Our other primary concern regarding these rules is the means by which consumers may indicate that they are able to receive these disclosures electronically. The E-Sign Act requires that a consumer must provide consent, or confirmation of consent, electronically and in a manner that “reasonably demonstrates” he or she can access the disclosure information. More guidance is needed regarding these consumer consent provisions, specifically the term “reasonably demonstrates.” For example, we believe this could include accessing the Internet and clicking an icon indicating consent to receive disclosures electronically. We would welcome the opportunity to work with both NCUA and the Fed regarding our concerns with these electronic disclosure rules.

Regulation B – Equal Credit Opportunity Act

Credit unions have recently expressed concerns regarding the Fed’s recent changes to Regulation B and the corresponding official staff commentary that require a credit union to obtain documentation of a joint applicant’s intent to apply for joint credit at the time of application. The change clarifies that submission of a joint financial statement or signature on a promissory note would not be sufficient for purposes of demonstrating the intent to apply for joint credit.

CUNA staff and a representative of the Fed’s Consumer Advisory Council met with Fed staff on February 24, 2004 to discuss concerns credit unions have with regard to complying with these provisions on joint credit. At this meeting, Fed staff indicated that there was flexibility in complying with these requirements. For example, “at the time of application” may be considered a window of time and that intent for joint credit may be submitted within a certain period of time after the application is first submitted. The Fed also explained that there was a wide variety of means to comply in lieu of indicating intent on the application, such as telephone and e-mail communications with the joint applicant.
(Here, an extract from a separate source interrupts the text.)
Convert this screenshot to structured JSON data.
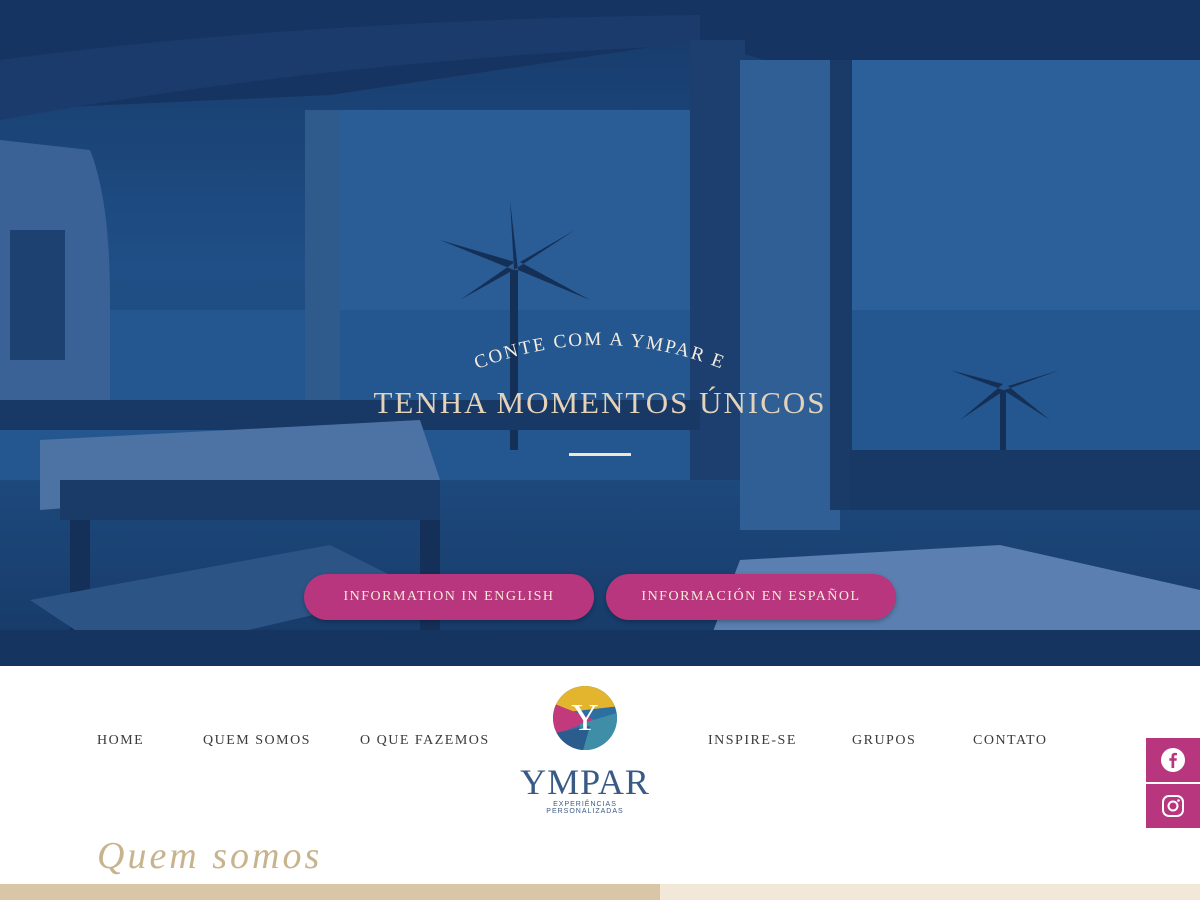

We have been communicating this information with our members and are identifying remaining concerns with regard to this issue. We intend to continue our dialog with the Fed and would be happy to include NCUA in our efforts.

Thank you for the opportunity to comment on these consumer protection rules as part of the EGRPRA review process. If Board members or agency staff have any questions about our comments, please contact Associate General Counsel Mary Dunn or me at (202) 638-5777.

Sincerely,

Jeffrey Bloch
Assistant General Counsel